"Formerly, in my attempts to isolate this talent, I deducted, so to speak, from what I heard, the part itself, a part, the common property of all the actresses who appeared as Phèdre, which I myself had studied beforehand so that I might be capable of subtracting it, of gleaming as a residuum Mme Berma's talent alone. But this talent which I sought to discover outside the part itself was indissolubly one with it. So with a great musician (it appears that this was the case with Vinteuil when he played the piano), his playing is that of so fine a pianist that one is no longer aware that the performer is a pianist at all, because his playing has become so transparent, so imbued with what he is interpreting, that one no longer sees the performer himself — he is simply a window opening upon a great work of art." ~ Marcel Proust
"(...) emprestando-lhe formas encantadoras de simplicidade, de aparente franqueza, e até de uma altivez independente que parecia inspirada pelo desinteresse.
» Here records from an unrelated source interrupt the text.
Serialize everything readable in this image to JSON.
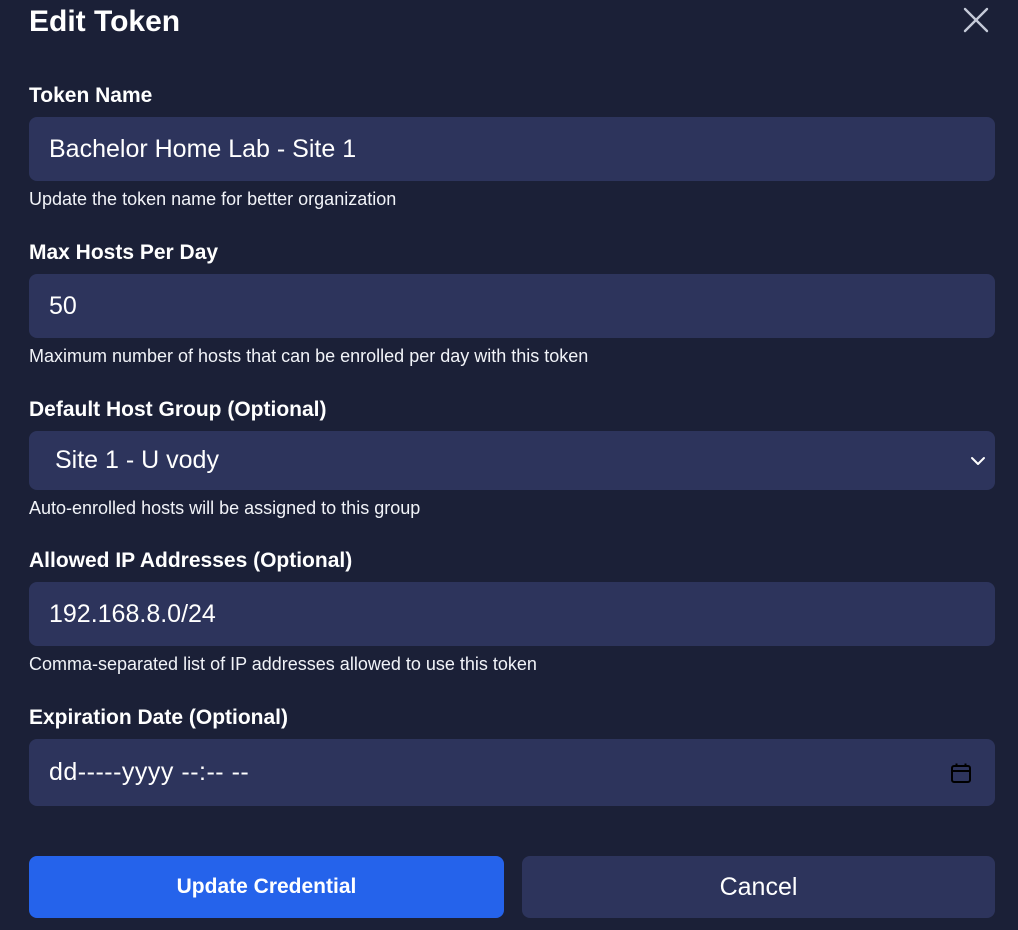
{
  "dialog": {
    "title": "Edit Token",
    "close_icon": "close-icon"
  },
  "form": {
    "token_name": {
      "label": "Token Name",
      "value": "Bachelor Home Lab - Site 1",
      "help": "Update the token name for better organization"
    },
    "max_hosts": {
      "label": "Max Hosts Per Day",
      "value": "50",
      "help": "Maximum number of hosts that can be enrolled per day with this token"
    },
    "host_group": {
      "label": "Default Host Group (Optional)",
      "selected": "Site 1 - U vody",
      "help": "Auto-enrolled hosts will be assigned to this group",
      "icon": "chevron-down-icon"
    },
    "allowed_ips": {
      "label": "Allowed IP Addresses (Optional)",
      "value": "192.168.8.0/24",
      "help": "Comma-separated list of IP addresses allowed to use this token"
    },
    "expiration": {
      "label": "Expiration Date (Optional)",
      "value": "dd-----yyyy --:-- --",
      "icon": "calendar-icon"
    }
  },
  "actions": {
    "submit_label": "Update Credential",
    "cancel_label": "Cancel"
  },
  "colors": {
    "background": "#1b2037",
    "field": "#2d345c",
    "primary": "#2563eb"
  }
}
Isso era falso, mas a vantagem da atitude estava bem mais a favor de Morel, considerando-se que, enquanto aquele que ama está sempre forçado a voltar à carga, a insistir, pelo contrário, é fácil ao que não ama seguir uma linha reta, inflexível e graciosa." ~ Marcel Proust
"Recalling, some time later, what I had felt at the time, I distinguished the impression of having been held for a moment in her mouth, myself, naked, without any of the social attributes which belonged equally to her other playmates and, when she used my surname, to my parents, accessories of which her lips - by the effort she made, a little after her father's manner, to articulate the words to which she wished to give a special emphasis - had the air of stripping, of divesting me, like the skin from a fruit of which one can swallow only the pulp, while her glance, adapting itself to the same new degree of intimacy as her speech, fell on me also more directly and testified to the consciousness, the pleasure, even the gratitude that it felt by accompanying itself with a smile." ~ Marcel Proust
"At first he had appreciated only the material quality of the sounds which those instruments secreted. And it had been a source of keen pleasure when, below the narrow ribbon the violin part, delicate, unyielding, substantial and governing the whole, he had suddenly perceived, where it was trying to surge upwards in a flowing tide of sound, the mass of the piano-part, multiform, coherent, level, and breaking everywhere in melody like the deep blue tumult of the sea, silvered and charmed into a minor key by the moonlight. But at a given moment, without being able to distinguish any clear outline, or to give a name to what was pleasing him, suddenly enraptured, he had tried to collect, to treasure in his memory the phrase or harmony—he knew not which—that had just been played, and had opened and expanded his soul, just as the fragrance of certain roses, wafted upon the moist air of evening, has the power of dilating our nostrils." ~ Marcel Proust
"He was one of that class of men who, apart from a scientific career in which they may well have proved brilliantly successful, have acquired an entirely different kind of culture, literary or artistic, for which their professional specialisation has no use but by which their conversation profits." ~ Marcel Proust
Quotes About rent

Today's Quote

It was never meant to be permanent. You must have known the tide would come back in."
Author: Anne Lamott

Famous Authors

Popular Topics